Thriller writer Desmond Bagley has been commemorated by a blue plaque by the gate of his former home at Castel House in Guernsey. Bagley died at an unfairly early age in 1983 in Guernsey, where he had made his home with his wife Joan.
He died just before I moved to the island, so I never met him but did grow to know Joan through the Sarnia Sword Club. Indeed my first (never published) ‘trainer’ novel was a Bagleyesque thriller, and Joan kindly talked the twenty-something me through some of the principles of thriller-writing including the advice to ‘make it up’ and not just ‘write what you know’. It is fitting that Joan is also commemorated on the plaque, as at times she combined the role of editor, critical friend and manager, and completed the final two novels for publication.
Bagley was always one of the names I hoped one day to see commemorated once Guernsey’s Blue Plaque scheme had been launched, but I’m on the Panel and nominations have to come from the public; there also needs to be a sponsor in the wings and the owner of the house must approve. Fortunately all these things came together this year. Castel House has indeed been re-named Bagley Hall to mark the legacy.
The Plaque was unveiled by the Bailiff of Guernsey, Sir Richard Collas, on May 11th appropriately during the Literary Festival. Harper Collins have re-released the full list of sixteen Desmond Bagley thrillers during 2017, and were represented at the ceremony.
Researcher Philip Eastwood has been compiling information on Bagley’s life and books, creating the blog www.thebagleybrief.com . He has donated his research material to the Priaulx Library in Guernsey, which complements the archive that Joan donated to the Howard Gotlieb Archival Research Centre in Boston.
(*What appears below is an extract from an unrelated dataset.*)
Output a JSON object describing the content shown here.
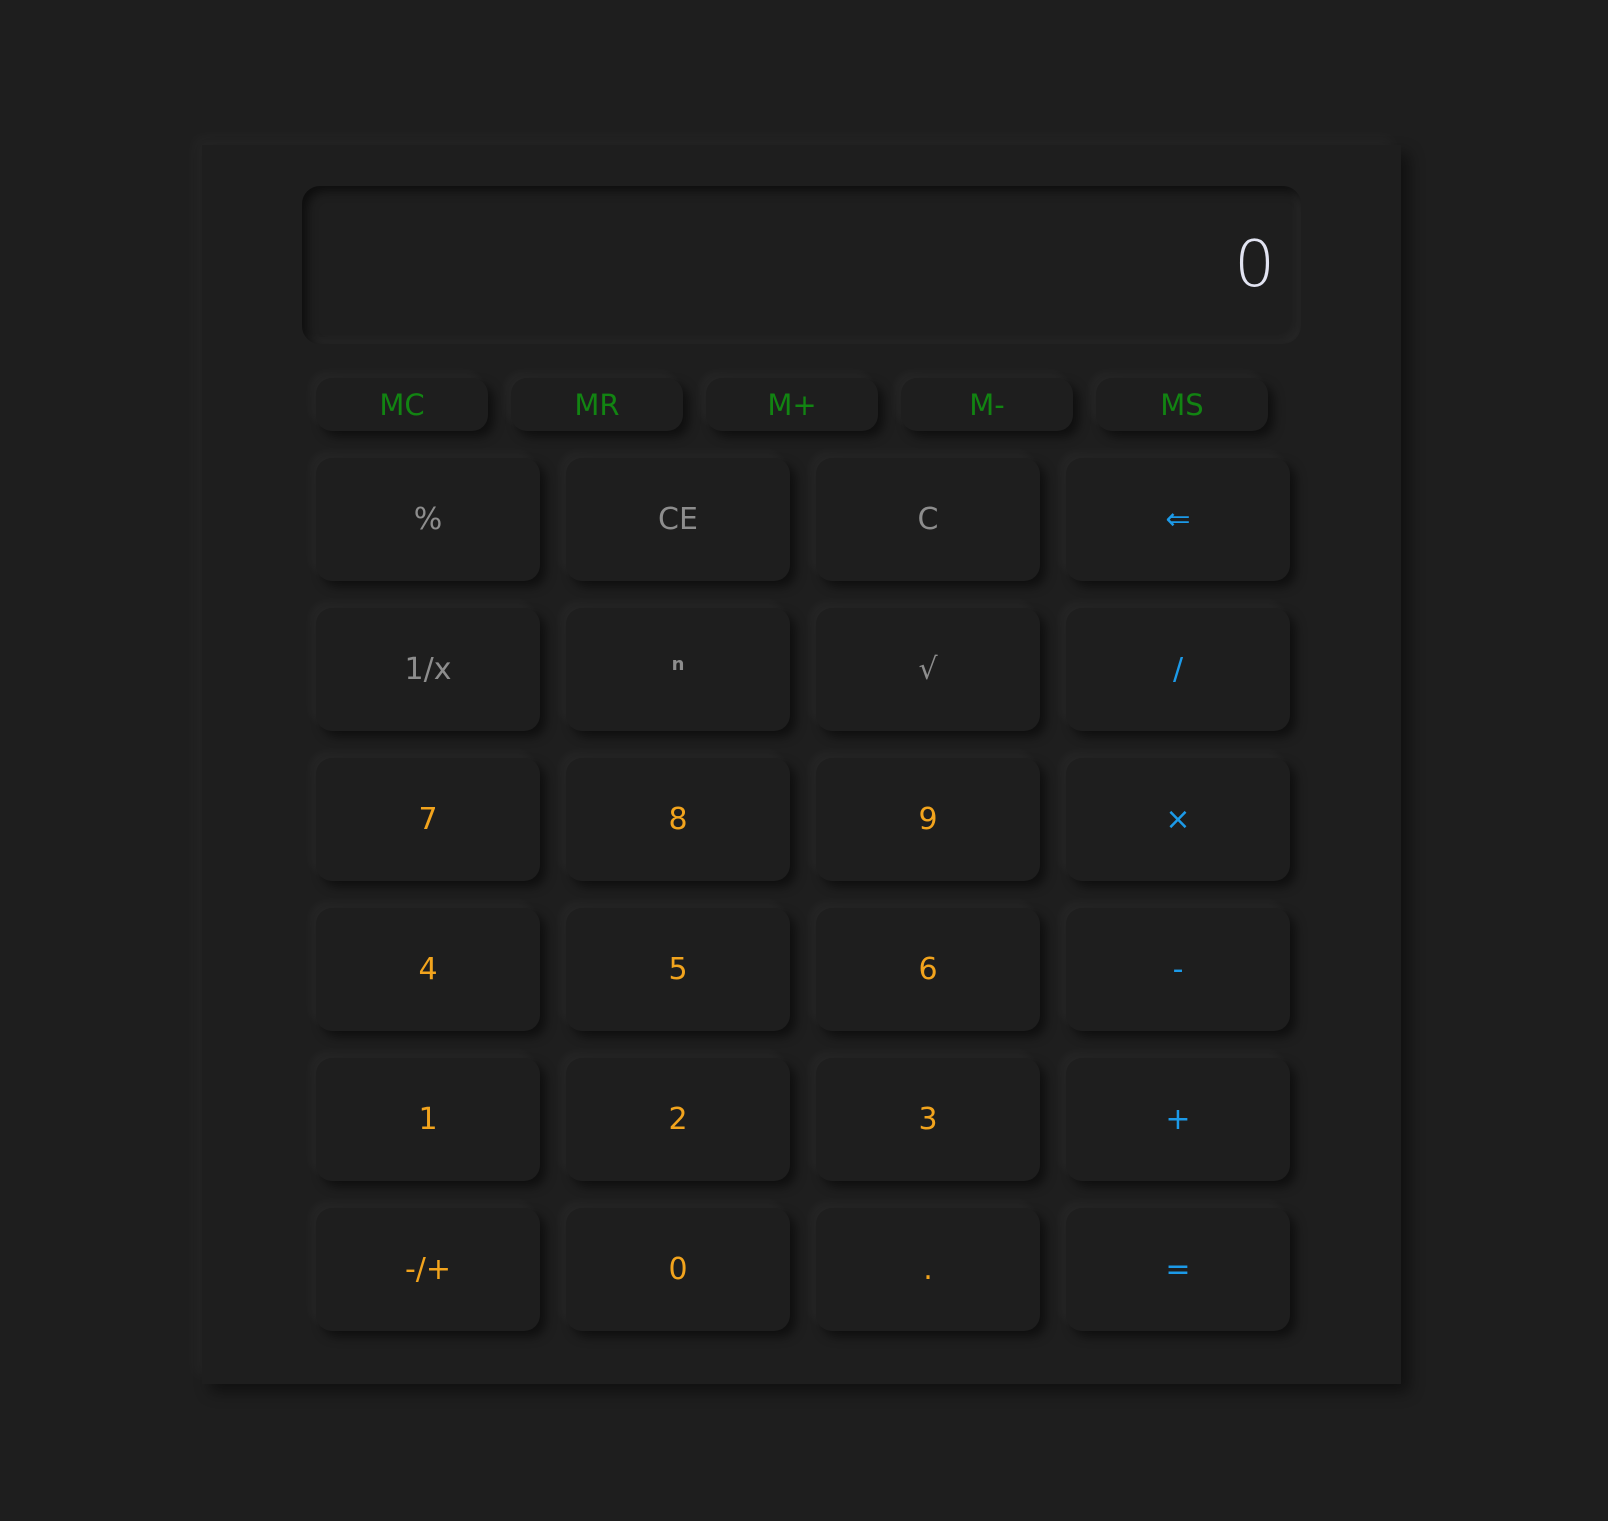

Together with items on loan from Harper Collins these have been used to create a temporary display in St Peter Port’s Guille-Alles library which will run through May into June.